While delivering a resilient healthcare facility, the project team also recognized the opportunity to create a new front door for the hospital and elevate the staff and patient experience.

Turning to the nearby community for inspiration, the project team looked at natural and cultural elements, such as the Coney Island boardwalk, beach, and amusement park attractions, to inspire themes for the material and color palette.

For example, the concrete flood wall has a wood-like texture that’s designed to reference the boardwalk, while the exterior metal panels have a folded pleat that allows light to play across the surface, adding visual interest.

Inside, the building showcases a soft, warm color palette inspired by the sea and sky for the furnishings and wallcoverings, along with wood accents throughout. Langlands says the large, light-filled entrance and lobby are designed to instill a sense of pride in residents.

“We wanted to design a beacon for the community,” Langlands says. “One that is grounded in and reflected the diversity and unique culture of Coney Island.”

Resilient design to the test

Months after opening, the new Ruth Bader Ginsburg Hospital received its first test as the region experienced significant weather and rainfall.

And while some local facilities were forced to close after experiencing weather damage, Lipyanskaya reports that the new hospital stayed open and dry, even receiving some patients from other facilities.

“We now have a modern campus that will stand the weather and the test of time, and that will be there to service our community into the future,” she says.

Anne DiNardo is executive editor of Healthcare Design. She can be reached at

Ruth Bader Ginsburg Hospital project details

Location: Brooklyn, N.Y.

Completion date: May 2023

Owner: NYC Health + Hospitals

Total building area: 346,785 sq. ft.

Total construction cost: $781 million

Cost/sq. ft.: N/A

Architect: NBBJ

Interior designer: NBBJ

Engineer: BR+A

Builder/construction manager: Turner McKissack

Lighting designer: HLB

Signage/wayfinding consultant: Two Twelve

Art/pictures: H+H Internal

AV equipment/electronics/software: Steris (operating room AV)

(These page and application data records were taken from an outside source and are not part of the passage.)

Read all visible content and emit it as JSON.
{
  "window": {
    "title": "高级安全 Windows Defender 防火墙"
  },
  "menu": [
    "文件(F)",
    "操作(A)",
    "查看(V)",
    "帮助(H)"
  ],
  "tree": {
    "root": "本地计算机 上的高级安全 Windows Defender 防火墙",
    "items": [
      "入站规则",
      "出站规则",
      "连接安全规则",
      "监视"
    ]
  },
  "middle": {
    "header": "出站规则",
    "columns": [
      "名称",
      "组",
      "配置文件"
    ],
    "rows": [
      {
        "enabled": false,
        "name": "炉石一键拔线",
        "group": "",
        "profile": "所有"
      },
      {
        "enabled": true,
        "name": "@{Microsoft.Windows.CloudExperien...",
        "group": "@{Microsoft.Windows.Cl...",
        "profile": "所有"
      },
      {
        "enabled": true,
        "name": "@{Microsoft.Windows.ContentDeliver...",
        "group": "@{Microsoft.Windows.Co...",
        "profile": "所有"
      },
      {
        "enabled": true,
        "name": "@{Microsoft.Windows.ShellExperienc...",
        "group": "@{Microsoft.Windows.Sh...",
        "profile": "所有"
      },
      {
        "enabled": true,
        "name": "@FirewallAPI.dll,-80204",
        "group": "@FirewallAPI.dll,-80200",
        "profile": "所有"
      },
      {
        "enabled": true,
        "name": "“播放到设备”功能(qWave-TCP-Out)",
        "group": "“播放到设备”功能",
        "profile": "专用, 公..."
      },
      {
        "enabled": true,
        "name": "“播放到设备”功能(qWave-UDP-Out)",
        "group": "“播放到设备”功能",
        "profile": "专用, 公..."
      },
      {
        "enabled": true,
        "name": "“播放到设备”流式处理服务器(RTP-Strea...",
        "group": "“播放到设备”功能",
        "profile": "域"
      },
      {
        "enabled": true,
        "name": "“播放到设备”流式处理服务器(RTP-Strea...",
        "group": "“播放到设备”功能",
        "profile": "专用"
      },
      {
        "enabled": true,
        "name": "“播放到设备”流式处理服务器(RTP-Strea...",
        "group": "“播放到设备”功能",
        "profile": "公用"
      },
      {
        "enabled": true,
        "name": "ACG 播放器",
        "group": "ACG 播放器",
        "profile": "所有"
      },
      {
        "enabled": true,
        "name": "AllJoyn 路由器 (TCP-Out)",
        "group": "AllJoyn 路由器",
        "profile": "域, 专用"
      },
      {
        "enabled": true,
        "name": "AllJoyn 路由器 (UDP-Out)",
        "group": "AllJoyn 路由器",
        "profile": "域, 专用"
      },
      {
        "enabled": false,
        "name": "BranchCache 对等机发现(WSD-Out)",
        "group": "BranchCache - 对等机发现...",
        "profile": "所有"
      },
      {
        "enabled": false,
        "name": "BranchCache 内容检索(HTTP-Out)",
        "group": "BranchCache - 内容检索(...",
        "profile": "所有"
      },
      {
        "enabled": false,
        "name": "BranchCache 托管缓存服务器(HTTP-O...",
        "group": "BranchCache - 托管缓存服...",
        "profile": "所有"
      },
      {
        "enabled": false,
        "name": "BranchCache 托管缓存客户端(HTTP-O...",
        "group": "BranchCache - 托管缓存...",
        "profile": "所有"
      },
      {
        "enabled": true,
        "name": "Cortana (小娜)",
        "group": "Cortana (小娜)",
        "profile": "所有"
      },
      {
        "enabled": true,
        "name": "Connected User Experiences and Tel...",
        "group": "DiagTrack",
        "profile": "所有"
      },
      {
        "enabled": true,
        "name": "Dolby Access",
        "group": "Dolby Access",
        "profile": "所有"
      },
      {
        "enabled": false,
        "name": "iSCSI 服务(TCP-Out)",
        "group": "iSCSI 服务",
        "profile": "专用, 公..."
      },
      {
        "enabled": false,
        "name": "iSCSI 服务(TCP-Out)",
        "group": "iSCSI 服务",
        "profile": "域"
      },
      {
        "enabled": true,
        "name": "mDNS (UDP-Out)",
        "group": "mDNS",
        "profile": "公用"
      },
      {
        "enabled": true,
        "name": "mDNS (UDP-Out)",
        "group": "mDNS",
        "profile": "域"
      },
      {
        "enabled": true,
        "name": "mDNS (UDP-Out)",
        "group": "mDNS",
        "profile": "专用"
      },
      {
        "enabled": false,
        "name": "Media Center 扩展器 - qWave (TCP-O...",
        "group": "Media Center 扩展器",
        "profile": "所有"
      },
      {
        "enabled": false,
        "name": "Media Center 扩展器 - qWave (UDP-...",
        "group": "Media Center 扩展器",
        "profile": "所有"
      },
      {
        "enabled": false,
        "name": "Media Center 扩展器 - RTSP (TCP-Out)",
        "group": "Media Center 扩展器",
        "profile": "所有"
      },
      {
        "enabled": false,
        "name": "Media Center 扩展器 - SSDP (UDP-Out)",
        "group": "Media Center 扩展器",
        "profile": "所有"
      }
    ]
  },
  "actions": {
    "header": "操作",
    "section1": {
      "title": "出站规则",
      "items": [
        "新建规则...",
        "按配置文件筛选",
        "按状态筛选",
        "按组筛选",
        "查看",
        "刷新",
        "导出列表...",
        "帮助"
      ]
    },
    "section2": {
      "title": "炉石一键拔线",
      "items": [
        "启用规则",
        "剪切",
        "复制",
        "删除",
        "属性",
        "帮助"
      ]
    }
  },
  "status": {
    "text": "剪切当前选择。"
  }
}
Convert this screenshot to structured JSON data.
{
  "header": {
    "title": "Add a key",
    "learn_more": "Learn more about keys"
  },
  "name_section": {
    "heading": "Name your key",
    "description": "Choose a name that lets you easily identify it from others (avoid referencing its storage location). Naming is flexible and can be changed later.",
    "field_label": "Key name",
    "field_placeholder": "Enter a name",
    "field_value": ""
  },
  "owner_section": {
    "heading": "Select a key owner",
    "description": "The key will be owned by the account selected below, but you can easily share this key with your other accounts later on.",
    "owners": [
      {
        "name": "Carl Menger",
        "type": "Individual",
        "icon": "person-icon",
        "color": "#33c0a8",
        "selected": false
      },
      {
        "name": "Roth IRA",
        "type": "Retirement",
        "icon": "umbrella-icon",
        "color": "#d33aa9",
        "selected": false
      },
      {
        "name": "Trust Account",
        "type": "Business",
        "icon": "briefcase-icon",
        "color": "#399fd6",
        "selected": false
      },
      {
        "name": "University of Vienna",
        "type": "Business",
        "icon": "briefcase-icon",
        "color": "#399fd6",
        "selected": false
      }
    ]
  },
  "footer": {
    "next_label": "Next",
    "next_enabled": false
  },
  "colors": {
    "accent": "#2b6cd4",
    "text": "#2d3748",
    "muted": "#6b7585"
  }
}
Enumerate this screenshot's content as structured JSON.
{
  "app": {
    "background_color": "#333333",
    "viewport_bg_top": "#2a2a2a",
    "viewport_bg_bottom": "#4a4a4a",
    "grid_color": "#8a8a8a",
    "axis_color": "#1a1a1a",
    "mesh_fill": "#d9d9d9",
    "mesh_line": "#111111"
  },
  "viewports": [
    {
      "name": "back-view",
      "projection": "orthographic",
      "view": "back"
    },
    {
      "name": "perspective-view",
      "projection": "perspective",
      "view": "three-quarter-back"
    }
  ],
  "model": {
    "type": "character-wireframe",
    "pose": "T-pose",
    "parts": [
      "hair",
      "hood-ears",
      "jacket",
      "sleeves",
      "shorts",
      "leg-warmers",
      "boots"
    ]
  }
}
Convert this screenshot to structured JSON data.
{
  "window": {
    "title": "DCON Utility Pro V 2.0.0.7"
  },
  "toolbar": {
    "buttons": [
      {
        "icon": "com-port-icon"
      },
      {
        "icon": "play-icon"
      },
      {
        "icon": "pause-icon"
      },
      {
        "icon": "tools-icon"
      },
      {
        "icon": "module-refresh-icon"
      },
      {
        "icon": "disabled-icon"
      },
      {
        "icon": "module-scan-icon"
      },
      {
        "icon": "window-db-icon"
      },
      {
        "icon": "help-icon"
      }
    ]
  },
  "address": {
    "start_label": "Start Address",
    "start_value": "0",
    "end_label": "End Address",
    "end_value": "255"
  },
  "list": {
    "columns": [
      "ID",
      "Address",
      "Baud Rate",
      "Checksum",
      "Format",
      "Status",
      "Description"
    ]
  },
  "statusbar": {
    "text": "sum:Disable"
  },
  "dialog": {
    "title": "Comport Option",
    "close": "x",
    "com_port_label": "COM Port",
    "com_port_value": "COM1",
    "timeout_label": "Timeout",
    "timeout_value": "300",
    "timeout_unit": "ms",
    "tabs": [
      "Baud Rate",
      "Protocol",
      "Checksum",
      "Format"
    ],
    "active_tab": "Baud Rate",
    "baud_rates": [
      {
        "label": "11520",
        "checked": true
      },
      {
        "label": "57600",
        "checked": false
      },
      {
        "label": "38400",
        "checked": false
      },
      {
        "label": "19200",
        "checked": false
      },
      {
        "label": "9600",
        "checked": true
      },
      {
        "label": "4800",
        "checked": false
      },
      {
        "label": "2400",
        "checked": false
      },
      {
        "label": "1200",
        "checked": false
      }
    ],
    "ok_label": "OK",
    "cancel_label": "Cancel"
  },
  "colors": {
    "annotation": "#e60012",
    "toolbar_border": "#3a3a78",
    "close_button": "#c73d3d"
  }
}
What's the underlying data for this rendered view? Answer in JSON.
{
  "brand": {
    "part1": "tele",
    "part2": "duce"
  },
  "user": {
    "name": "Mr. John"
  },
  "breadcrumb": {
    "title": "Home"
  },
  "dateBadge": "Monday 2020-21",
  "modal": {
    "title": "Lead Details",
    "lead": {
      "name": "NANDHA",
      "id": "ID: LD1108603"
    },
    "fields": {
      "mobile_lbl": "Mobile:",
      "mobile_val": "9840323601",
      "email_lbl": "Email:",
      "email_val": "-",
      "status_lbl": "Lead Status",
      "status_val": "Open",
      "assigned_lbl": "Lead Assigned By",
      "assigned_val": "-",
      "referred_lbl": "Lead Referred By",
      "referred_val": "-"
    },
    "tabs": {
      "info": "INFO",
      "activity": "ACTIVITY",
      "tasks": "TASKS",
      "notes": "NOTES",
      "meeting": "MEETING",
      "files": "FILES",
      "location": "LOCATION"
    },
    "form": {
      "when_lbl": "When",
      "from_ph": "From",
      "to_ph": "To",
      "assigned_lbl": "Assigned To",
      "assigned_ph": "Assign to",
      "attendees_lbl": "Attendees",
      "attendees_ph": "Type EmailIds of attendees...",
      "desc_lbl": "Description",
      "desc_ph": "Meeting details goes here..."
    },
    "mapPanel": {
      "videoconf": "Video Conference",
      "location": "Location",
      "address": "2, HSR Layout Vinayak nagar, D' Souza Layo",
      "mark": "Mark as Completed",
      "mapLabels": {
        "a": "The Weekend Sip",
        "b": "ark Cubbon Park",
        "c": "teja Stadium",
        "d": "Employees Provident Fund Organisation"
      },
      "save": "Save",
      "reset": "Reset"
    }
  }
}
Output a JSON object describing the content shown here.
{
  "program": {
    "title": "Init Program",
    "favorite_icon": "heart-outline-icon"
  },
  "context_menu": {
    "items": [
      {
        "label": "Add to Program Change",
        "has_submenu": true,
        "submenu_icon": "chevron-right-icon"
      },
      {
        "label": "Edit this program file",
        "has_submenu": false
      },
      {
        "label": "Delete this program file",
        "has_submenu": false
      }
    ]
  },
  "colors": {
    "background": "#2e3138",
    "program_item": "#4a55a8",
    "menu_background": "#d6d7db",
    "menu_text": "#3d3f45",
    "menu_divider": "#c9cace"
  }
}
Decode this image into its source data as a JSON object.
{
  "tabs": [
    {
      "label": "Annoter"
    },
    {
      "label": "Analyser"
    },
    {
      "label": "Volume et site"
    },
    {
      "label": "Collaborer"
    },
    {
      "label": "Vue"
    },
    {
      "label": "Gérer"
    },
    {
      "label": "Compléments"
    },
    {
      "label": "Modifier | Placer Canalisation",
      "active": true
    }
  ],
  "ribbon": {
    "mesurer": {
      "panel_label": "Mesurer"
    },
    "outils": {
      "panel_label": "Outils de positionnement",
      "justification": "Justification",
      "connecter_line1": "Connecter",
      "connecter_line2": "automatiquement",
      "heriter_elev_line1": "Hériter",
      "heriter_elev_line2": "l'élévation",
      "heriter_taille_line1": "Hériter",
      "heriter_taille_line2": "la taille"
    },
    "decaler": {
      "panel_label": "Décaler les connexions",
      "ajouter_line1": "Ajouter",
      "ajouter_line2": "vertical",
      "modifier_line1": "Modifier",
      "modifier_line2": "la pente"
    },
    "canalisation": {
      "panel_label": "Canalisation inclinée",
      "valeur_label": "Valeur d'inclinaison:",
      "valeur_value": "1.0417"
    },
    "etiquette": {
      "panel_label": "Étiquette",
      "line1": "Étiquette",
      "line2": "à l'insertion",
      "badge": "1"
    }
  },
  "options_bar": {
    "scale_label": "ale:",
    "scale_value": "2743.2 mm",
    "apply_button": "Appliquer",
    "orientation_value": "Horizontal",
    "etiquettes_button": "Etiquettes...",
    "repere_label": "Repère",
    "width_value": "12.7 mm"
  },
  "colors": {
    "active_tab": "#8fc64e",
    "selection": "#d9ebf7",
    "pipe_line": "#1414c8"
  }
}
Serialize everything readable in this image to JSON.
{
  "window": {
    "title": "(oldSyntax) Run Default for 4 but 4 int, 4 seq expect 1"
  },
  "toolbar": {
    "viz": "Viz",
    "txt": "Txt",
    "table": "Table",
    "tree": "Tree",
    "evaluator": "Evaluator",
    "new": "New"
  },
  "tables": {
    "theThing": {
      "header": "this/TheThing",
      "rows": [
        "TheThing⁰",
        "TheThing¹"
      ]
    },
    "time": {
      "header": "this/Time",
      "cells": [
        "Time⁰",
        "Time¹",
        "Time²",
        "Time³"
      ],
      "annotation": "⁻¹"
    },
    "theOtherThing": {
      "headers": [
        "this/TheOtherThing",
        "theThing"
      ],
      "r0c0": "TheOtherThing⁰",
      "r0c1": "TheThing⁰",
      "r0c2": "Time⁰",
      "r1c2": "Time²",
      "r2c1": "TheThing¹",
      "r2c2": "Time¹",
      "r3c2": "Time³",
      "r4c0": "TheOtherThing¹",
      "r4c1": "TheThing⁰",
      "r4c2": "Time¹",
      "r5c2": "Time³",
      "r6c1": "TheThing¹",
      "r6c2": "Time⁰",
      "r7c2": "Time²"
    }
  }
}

Carpet/flooring: Shaw Contract, Mannington, Nora, Johnsonsite

Ceiling/wall systems: Armstrong, Hunterair

Doors/locks/hardware: Assa Abloy, Architectural Wood Doors

Fabric/textiles: Carnegie Xorel

Furniture—seating/casegoods: WB Mason, Waldner’s, Steelcase, Krug, Beachley, Bernhardt, Leland
Handrails/wall guards: Construction Specialties/Acrovyn

Headwalls/booms: Modular, Skytron

Surfaces—solid/other: Corian

Wallcoverings: Xorel, Sherwin Williams

Project details are provided by the design team and not vetted by Healthcare Design.